Last night, they won the European championships by a record margin. They conceded one goal all tournament and scored 12. They have won three major tournaments in a row, the first team ever to do it. And they are already the prohibitive favourites to go to Brazil in 2014 and make it four. They play with beauty, grace, elegance, flair and scythe-like incision. They are a squad so littered with superstars that a player like Juan Mata only got four minutes of football in the entire tournament, and individuals such as Iker Muniain didn't even get a seat on the plane.
The only legitimate competitor to the throne at this point is the Brazil team of 1970. That team, featuring Pele, Carlos Alberto, Gerson, Jairzinho and Tostao, has long been regarded as the finest team of all-time. However, if you consider the structure of world and European football at the time, a lot of there success in my opinion can be attributed to the fact that they were under-exposed. None of those superstars ever played in Europe. No other teams at the time played their style of football or anything near it.
So, in short, it was excessively difficult for anybody to really get a handle on how they played and figure out a way to stop it because they just hadn’t had enough experience against it or anything similar to it. That Brazil team was a bolt from the blue sky.
Contrast that with Spain now. They all play in Europe. They play a distinct tiki-taka brand of passing football expounded most notably by Barcelona, but also to a large degree over the last few years by teams like Real Madrid, Atletico Madrid, Bilbao, Valencia, Sevilla and Villarreal. Every big non-Spanish team in Europe has had copious exposure to these teams in Champions League and Europa League games, and the players thereon that form this Spanish squad.
Beyond that, due to the multi-cultured nature of the modern football league, several of these Spanish players have played or are playing in other leagues. Torres, Alonso, Fabregas, Silva, Pique, Arbeloa and Mata, for example, all featured for Spain last night and have all played Premier League football with and against players who were key components for other teams at this years Euros.
And that's before we even get into the exposure opposition players will have had against the Spanish team itself at other major tournaments in qualifying groups and in friendlies.

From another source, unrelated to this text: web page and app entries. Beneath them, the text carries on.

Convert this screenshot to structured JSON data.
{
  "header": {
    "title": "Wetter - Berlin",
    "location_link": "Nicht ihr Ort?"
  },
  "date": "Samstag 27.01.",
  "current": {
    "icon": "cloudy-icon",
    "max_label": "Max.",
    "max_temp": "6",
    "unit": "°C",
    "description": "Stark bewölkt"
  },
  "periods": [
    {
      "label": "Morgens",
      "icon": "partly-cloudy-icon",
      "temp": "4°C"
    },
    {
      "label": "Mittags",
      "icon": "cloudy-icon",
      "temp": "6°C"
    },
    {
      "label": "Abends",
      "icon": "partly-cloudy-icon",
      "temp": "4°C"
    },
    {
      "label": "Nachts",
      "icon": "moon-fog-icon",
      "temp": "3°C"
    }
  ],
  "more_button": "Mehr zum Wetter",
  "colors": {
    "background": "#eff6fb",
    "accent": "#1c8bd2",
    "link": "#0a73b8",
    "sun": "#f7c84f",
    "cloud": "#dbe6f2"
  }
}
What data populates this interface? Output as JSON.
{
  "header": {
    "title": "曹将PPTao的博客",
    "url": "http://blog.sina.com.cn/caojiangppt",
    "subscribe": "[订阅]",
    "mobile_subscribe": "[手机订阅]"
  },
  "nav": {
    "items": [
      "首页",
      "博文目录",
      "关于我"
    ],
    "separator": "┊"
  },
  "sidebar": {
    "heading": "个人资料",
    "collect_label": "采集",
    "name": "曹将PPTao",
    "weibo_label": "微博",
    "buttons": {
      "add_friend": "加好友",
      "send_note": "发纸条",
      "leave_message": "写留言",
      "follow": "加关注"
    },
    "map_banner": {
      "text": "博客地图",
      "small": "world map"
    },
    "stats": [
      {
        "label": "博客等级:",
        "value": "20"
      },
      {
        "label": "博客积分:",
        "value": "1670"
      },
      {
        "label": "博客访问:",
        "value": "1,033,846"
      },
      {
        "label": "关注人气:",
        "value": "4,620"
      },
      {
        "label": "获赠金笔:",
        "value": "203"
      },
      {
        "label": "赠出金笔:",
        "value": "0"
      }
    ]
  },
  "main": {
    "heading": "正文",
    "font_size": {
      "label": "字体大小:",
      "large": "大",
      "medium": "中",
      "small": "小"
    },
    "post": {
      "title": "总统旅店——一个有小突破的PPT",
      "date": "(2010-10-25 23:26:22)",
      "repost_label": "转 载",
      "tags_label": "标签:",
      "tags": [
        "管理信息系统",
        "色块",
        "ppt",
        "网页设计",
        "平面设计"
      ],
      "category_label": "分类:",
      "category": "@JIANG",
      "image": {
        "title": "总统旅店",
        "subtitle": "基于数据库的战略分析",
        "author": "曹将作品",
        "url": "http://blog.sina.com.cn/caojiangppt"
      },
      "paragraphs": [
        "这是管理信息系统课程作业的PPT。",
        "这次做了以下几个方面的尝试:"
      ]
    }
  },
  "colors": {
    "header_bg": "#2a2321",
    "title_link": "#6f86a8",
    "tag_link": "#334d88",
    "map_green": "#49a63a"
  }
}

And yet despite this abundant availability for opponents of firsthand experience and knowledge on who Spain’s players are, how they play and what they are capable of , nobody can figure out a way to beat them. They are not sneaking up on anyone. They are in no way a mystery or enigma like that Brazil team were. They play one way and one way only, with a group of players that the dogs and cats on the street are familiar with. And yet they can’t be beaten.
Brazil in 1970 had surprise on their side. Spain are an 800 lb. gorilla that just scaled the Empire State building. They aren't surprising anyone. But nobody seems to be able to knock them off the lofty perch.
As a kid, I used to love magicians, and I used to spend hours puzzling over how the tricks were carried out. Once I had figured them out, I was able to point out ways of exposing the trick and it didn‘t feel magical anymore. Spain have been performing the same trick for years now. Everyone has figured it out. And yet nobody gets it. Nobody can figure out a way of exposing them.
And I think that may be their greatest legacy and the reason they are truly the greatest international team of all-time. We all know the trick and have seen it countless times before, but somehow, it's still magic.